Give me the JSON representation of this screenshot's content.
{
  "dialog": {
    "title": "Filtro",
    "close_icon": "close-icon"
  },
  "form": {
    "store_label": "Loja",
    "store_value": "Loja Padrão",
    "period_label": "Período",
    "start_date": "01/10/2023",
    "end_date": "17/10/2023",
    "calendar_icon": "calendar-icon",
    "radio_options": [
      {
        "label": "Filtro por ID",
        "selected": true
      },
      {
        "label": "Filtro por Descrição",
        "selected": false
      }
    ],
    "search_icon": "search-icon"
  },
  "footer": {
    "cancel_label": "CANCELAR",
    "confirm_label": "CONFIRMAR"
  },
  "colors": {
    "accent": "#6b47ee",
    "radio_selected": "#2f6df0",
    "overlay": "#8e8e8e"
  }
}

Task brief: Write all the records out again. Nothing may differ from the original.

Written answer:
Give me the JSON representation of this screenshot's content.
{
  "dialog": {
    "title": "Filtro",
    "close_icon": "close-icon"
  },
  "form": {
    "store_label": "Loja",
    "store_value": "Loja Padrão",
    "period_label": "Período",
    "start_date": "01/10/2023",
    "end_date": "17/10/2023",
    "calendar_icon": "calendar-icon",
    "radio_options": [
      {
        "label": "Filtro por ID",
        "selected": true
      },
      {
        "label": "Filtro por Descrição",
        "selected": false
      }
    ],
    "search_icon": "search-icon"
  },
  "footer": {
    "cancel_label": "CANCELAR",
    "confirm_label": "CONFIRMAR"
  },
  "colors": {
    "accent": "#6b47ee",
    "radio_selected": "#2f6df0",
    "overlay": "#8e8e8e"
  }
}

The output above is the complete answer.